_Dataset records_:

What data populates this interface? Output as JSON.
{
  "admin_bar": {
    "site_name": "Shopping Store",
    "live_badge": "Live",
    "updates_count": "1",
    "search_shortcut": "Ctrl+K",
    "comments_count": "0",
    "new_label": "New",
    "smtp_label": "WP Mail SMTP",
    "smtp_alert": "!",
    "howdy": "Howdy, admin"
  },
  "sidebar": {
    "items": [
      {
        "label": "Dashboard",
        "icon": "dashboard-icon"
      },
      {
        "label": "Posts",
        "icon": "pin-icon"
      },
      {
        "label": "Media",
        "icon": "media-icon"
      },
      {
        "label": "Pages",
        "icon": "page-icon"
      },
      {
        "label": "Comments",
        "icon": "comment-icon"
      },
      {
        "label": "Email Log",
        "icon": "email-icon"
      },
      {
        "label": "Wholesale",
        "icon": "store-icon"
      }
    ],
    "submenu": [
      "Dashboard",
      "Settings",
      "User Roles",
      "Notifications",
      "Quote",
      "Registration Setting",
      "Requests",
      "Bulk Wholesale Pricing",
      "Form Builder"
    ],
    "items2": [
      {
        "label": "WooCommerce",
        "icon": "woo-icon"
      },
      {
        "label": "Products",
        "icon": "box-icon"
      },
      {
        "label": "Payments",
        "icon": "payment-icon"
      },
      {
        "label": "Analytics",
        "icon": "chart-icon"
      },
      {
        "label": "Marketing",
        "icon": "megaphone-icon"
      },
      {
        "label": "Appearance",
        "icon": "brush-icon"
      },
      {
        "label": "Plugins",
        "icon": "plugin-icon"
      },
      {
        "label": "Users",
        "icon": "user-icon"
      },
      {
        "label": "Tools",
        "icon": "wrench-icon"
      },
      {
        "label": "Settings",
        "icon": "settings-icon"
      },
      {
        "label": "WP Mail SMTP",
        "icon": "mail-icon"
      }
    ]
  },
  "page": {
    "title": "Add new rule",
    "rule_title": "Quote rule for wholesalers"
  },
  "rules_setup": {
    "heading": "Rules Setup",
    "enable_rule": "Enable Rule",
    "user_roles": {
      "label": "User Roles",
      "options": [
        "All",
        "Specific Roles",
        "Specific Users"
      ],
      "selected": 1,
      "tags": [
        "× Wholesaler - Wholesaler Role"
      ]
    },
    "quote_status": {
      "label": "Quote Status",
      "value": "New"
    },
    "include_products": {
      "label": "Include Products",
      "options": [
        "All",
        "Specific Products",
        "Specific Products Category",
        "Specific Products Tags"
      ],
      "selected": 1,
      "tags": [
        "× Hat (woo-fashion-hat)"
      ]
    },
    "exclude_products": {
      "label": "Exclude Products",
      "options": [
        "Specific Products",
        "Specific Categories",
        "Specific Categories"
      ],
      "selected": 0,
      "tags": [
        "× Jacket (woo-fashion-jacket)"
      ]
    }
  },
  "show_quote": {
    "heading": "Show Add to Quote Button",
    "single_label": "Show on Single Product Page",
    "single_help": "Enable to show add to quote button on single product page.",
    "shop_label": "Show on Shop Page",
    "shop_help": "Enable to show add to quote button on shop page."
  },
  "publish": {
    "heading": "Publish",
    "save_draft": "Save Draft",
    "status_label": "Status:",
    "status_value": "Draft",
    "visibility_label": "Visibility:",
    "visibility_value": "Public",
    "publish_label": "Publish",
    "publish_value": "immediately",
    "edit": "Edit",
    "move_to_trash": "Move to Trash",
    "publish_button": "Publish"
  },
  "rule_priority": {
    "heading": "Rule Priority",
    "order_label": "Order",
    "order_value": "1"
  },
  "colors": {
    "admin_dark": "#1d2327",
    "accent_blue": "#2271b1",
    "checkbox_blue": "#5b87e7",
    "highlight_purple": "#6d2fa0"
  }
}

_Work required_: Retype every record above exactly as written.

_Result_:
What data populates this interface? Output as JSON.
{
  "admin_bar": {
    "site_name": "Shopping Store",
    "live_badge": "Live",
    "updates_count": "1",
    "search_shortcut": "Ctrl+K",
    "comments_count": "0",
    "new_label": "New",
    "smtp_label": "WP Mail SMTP",
    "smtp_alert": "!",
    "howdy": "Howdy, admin"
  },
  "sidebar": {
    "items": [
      {
        "label": "Dashboard",
        "icon": "dashboard-icon"
      },
      {
        "label": "Posts",
        "icon": "pin-icon"
      },
      {
        "label": "Media",
        "icon": "media-icon"
      },
      {
        "label": "Pages",
        "icon": "page-icon"
      },
      {
        "label": "Comments",
        "icon": "comment-icon"
      },
      {
        "label": "Email Log",
        "icon": "email-icon"
      },
      {
        "label": "Wholesale",
        "icon": "store-icon"
      }
    ],
    "submenu": [
      "Dashboard",
      "Settings",
      "User Roles",
      "Notifications",
      "Quote",
      "Registration Setting",
      "Requests",
      "Bulk Wholesale Pricing",
      "Form Builder"
    ],
    "items2": [
      {
        "label": "WooCommerce",
        "icon": "woo-icon"
      },
      {
        "label": "Products",
        "icon": "box-icon"
      },
      {
        "label": "Payments",
        "icon": "payment-icon"
      },
      {
        "label": "Analytics",
        "icon": "chart-icon"
      },
      {
        "label": "Marketing",
        "icon": "megaphone-icon"
      },
      {
        "label": "Appearance",
        "icon": "brush-icon"
      },
      {
        "label": "Plugins",
        "icon": "plugin-icon"
      },
      {
        "label": "Users",
        "icon": "user-icon"
      },
      {
        "label": "Tools",
        "icon": "wrench-icon"
      },
      {
        "label": "Settings",
        "icon": "settings-icon"
      },
      {
        "label": "WP Mail SMTP",
        "icon": "mail-icon"
      }
    ]
  },
  "page": {
    "title": "Add new rule",
    "rule_title": "Quote rule for wholesalers"
  },
  "rules_setup": {
    "heading": "Rules Setup",
    "enable_rule": "Enable Rule",
    "user_roles": {
      "label": "User Roles",
      "options": [
        "All",
        "Specific Roles",
        "Specific Users"
      ],
      "selected": 1,
      "tags": [
        "× Wholesaler - Wholesaler Role"
      ]
    },
    "quote_status": {
      "label": "Quote Status",
      "value": "New"
    },
    "include_products": {
      "label": "Include Products",
      "options": [
        "All",
        "Specific Products",
        "Specific Products Category",
        "Specific Products Tags"
      ],
      "selected": 1,
      "tags": [
        "× Hat (woo-fashion-hat)"
      ]
    },
    "exclude_products": {
      "label": "Exclude Products",
      "options": [
        "Specific Products",
        "Specific Categories",
        "Specific Categories"
      ],
      "selected": 0,
      "tags": [
        "× Jacket (woo-fashion-jacket)"
      ]
    }
  },
  "show_quote": {
    "heading": "Show Add to Quote Button",
    "single_label": "Show on Single Product Page",
    "single_help": "Enable to show add to quote button on single product page.",
    "shop_label": "Show on Shop Page",
    "shop_help": "Enable to show add to quote button on shop page."
  },
  "publish": {
    "heading": "Publish",
    "save_draft": "Save Draft",
    "status_label": "Status:",
    "status_value": "Draft",
    "visibility_label": "Visibility:",
    "visibility_value": "Public",
    "publish_label": "Publish",
    "publish_value": "immediately",
    "edit": "Edit",
    "move_to_trash": "Move to Trash",
    "publish_button": "Publish"
  },
  "rule_priority": {
    "heading": "Rule Priority",
    "order_label": "Order",
    "order_value": "1"
  },
  "colors": {
    "admin_dark": "#1d2327",
    "accent_blue": "#2271b1",
    "checkbox_blue": "#5b87e7",
    "highlight_purple": "#6d2fa0"
  }
}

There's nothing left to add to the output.